#### Assignment
If a line in the records below holds the word "icon", copy it.

Items listed in a dataset
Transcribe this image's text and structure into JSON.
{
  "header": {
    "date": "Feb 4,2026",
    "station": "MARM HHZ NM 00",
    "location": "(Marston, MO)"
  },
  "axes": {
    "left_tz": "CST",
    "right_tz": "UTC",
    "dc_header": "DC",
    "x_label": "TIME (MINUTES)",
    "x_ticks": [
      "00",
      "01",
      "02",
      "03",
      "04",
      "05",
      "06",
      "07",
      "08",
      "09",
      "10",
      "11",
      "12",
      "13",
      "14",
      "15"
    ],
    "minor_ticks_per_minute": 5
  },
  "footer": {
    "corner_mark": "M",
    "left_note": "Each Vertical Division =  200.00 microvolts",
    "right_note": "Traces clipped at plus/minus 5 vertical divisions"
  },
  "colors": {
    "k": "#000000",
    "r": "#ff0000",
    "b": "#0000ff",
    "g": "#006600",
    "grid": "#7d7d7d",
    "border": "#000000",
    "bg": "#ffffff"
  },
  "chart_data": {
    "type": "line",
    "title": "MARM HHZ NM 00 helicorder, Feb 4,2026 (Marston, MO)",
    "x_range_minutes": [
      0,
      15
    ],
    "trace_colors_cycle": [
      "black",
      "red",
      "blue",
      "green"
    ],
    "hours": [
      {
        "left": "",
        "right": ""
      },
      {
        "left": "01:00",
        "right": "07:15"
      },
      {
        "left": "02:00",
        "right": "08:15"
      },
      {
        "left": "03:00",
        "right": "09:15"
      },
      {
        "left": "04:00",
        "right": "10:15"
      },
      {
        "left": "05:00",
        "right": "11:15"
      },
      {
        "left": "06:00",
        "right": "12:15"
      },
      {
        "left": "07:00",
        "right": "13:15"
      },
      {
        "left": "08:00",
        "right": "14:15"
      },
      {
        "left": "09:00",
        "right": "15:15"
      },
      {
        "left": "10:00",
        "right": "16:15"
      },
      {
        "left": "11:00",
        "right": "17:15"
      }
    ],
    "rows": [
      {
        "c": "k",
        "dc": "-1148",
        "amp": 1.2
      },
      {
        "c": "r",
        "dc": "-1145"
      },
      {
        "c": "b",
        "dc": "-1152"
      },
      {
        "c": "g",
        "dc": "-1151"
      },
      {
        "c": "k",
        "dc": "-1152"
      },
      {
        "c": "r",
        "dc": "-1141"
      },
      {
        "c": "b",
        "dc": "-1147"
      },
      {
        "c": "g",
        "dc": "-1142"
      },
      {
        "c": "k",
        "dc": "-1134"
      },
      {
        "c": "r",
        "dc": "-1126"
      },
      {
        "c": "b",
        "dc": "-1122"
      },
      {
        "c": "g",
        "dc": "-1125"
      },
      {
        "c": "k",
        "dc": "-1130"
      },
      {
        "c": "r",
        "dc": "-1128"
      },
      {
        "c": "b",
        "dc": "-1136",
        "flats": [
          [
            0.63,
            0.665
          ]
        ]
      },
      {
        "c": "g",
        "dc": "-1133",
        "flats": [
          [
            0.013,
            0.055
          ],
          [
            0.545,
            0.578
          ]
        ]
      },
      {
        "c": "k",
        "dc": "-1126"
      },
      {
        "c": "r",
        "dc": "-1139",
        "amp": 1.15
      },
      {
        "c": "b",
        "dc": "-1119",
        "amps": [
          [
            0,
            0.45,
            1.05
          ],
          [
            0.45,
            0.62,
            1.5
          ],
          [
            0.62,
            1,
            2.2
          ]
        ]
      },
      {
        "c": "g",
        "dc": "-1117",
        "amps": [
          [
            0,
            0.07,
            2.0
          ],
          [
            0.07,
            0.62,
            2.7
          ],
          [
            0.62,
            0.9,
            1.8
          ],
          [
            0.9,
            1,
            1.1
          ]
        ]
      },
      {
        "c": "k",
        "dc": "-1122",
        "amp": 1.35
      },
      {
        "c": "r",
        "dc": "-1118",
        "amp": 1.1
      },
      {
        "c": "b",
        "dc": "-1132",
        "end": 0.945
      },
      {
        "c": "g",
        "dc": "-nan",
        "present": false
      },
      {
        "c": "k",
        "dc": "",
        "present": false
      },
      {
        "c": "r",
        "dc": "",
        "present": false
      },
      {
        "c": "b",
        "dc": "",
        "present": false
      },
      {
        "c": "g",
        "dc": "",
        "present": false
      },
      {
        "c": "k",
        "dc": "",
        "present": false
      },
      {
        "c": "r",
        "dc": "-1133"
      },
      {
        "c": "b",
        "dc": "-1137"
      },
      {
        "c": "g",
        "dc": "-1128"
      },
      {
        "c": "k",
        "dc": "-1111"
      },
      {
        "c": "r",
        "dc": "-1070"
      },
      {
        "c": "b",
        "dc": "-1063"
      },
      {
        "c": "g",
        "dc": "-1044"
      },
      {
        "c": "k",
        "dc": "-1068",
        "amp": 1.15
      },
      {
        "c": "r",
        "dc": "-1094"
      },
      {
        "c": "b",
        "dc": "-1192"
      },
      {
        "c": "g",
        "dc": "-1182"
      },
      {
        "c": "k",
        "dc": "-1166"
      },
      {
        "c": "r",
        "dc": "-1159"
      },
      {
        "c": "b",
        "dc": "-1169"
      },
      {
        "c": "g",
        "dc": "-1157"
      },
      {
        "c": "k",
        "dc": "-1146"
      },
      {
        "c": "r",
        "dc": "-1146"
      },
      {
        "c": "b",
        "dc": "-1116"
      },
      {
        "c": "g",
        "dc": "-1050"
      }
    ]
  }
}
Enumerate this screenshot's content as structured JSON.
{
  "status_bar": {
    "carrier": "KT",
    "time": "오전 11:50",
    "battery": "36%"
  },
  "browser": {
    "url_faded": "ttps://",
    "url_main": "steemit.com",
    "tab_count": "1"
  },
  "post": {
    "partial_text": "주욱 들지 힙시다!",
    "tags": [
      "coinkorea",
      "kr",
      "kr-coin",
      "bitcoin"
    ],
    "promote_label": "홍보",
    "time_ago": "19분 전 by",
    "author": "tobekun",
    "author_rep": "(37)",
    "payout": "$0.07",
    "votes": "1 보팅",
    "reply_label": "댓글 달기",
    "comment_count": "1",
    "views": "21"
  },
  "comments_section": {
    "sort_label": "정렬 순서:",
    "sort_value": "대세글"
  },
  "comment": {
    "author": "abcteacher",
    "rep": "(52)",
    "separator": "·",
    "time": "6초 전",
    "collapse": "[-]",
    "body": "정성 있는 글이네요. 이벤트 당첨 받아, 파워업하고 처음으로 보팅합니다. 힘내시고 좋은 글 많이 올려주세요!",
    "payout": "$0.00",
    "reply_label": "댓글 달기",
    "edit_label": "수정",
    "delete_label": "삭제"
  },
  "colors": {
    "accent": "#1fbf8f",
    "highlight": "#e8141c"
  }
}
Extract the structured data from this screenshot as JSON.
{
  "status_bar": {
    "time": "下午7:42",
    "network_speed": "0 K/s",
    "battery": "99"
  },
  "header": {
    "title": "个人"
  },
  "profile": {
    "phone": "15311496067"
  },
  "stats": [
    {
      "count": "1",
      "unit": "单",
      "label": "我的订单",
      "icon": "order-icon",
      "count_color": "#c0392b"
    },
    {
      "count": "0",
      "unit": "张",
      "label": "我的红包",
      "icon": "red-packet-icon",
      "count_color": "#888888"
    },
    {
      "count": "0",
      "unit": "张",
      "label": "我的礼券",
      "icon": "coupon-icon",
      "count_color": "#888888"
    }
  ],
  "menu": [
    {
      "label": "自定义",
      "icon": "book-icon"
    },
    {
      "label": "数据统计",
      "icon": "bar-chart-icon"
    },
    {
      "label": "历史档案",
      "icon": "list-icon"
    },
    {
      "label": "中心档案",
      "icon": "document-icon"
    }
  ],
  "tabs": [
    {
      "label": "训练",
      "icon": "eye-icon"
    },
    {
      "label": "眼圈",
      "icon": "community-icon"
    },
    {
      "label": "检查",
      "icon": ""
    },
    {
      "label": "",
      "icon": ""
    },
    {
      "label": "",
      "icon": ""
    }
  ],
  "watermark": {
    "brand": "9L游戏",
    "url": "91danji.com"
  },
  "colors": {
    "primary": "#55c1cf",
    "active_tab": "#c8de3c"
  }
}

#### Reply
      "icon": "order-icon",
      "icon": "red-packet-icon",
      "icon": "coupon-icon",
      "icon": "book-icon"
      "icon": "bar-chart-icon"
      "icon": "list-icon"
      "icon": "document-icon"
      "icon": "eye-icon"
      "icon": "community-icon"
      "icon": ""
      "icon": ""
      "icon": ""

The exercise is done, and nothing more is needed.